A study carried out by the Environmental Agency in United Kingdom has compared seven types of carrier bags, designed for a multiple uses. The impacts from the number of bags required to carry one month’s shopping and the number of times each were used to reduce its global warming potential to below that for conventional HDPE plastic bag or lightweight carrier made from high-density polyethylene (HDPE) were considered. Other impacts, such as resource depletion, acidification, eutrophication, human toxicity, fresh water, marine aquatic, terrestrial eco-toxicity and photochemical oxidation (smog formation) were also considered.
What are among of their key findings?
Despite common misconceptions, plastic bags are one of the most environmentally friendly options at checkout and alternatives which were seemingly “greener”, such as reusable cotton bags, actually placed a greater burden on the environment as they require more natural resources to produce and transport. To be precise:
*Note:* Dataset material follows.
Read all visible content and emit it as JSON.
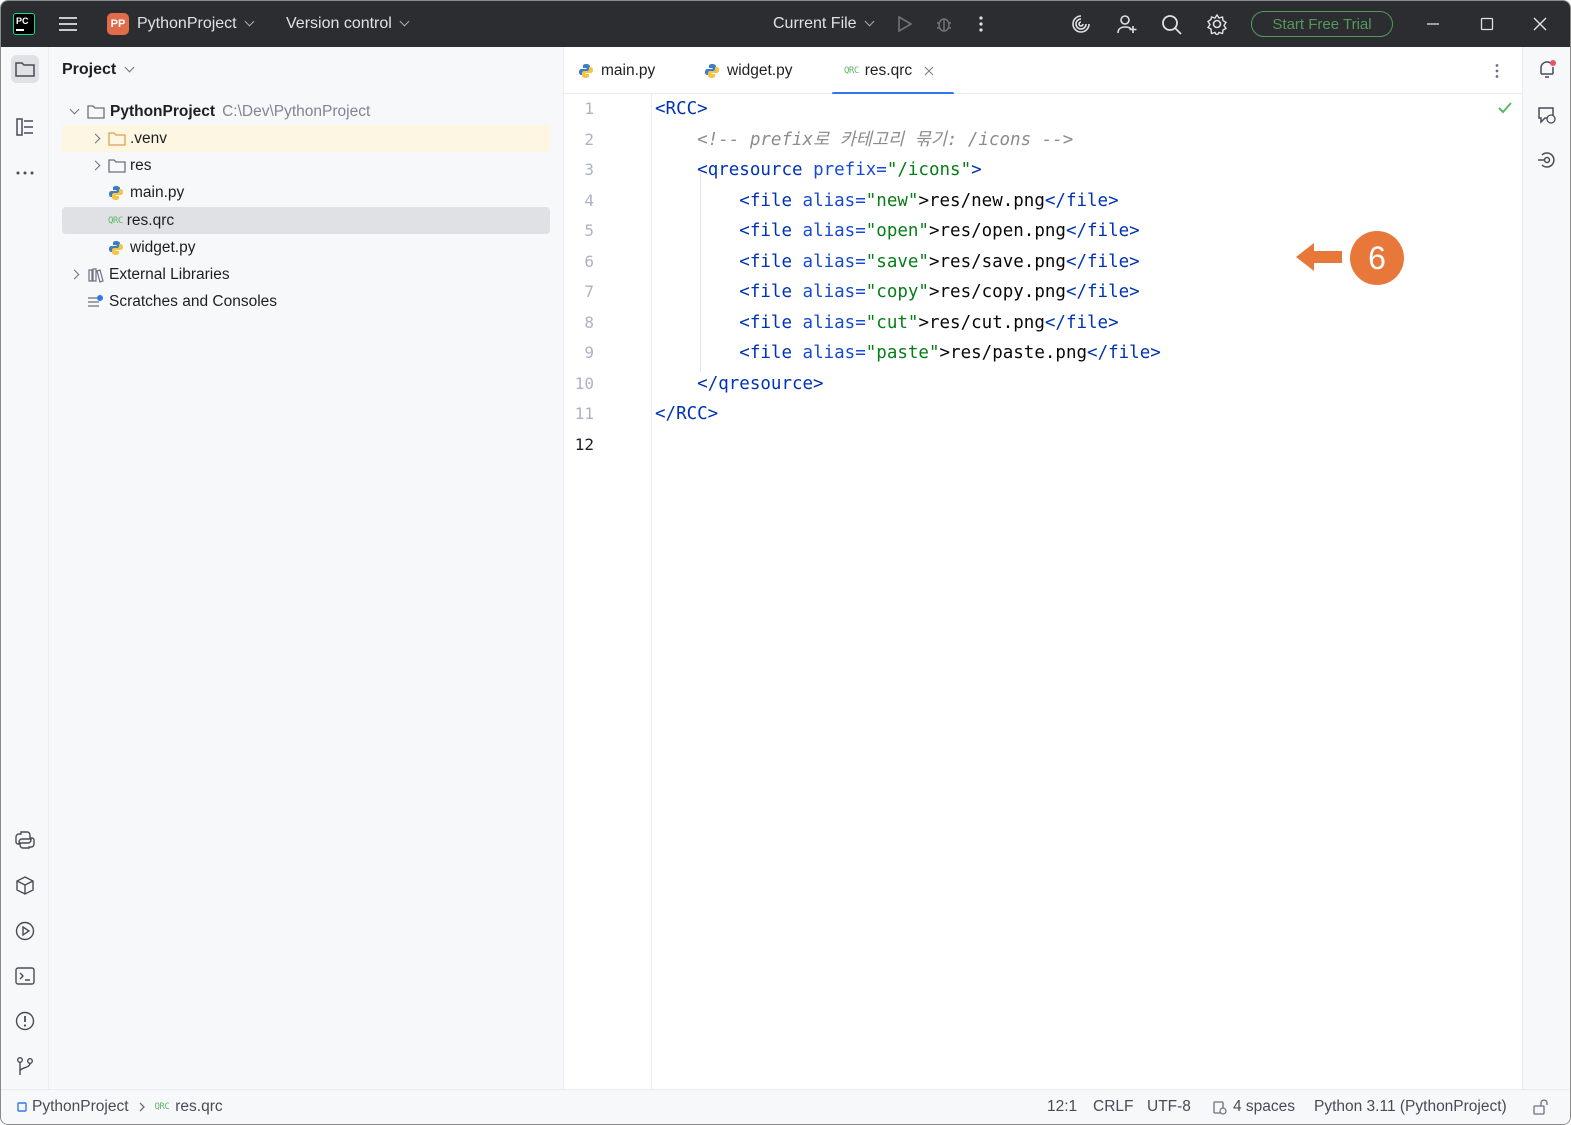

- Standard reusable cotton grocery bags must be reused 131 times “to ensure that they have lower global warming potential than” a plastic bag used only once;
- It would take 7.5 years of using the same cloth bag (assuming one grocery trip per week) before it’s a better option for the environment than a plastic bag reused three times.
- The paper, LDPE (low-density polyethylene), non-woven polypropylene (PP) and cotton bags should be reused at least 3, 4, 11 and 131 times respectively to ensure that they have lower global warming potential than conventional HDPE carrier bags that are not reused.
As for the conclusion, we can safely say that actual environmental impact of carrier bags is dominated by resource use and production stages. Regardless of what type of bags, the key to reduce the impact is to reuse it as many times and as responsibly as possible.
I am not questioning the well-intentioned policy to save the environment. But based on these findings, I would like to propose to all states and federal territories in the country to apply the LCA technique and revise some if not all of their environmental policies accordingly.
* Noor Amin Ahmad is executive director of the Institute for Leadership and Development Studies (LEAD). He holds a bachelor’s degree in Forestry Science from University Putra Malaysia.
** This is the personal opinion of the writer and does not necessarily represent the views of Malay Mail Online.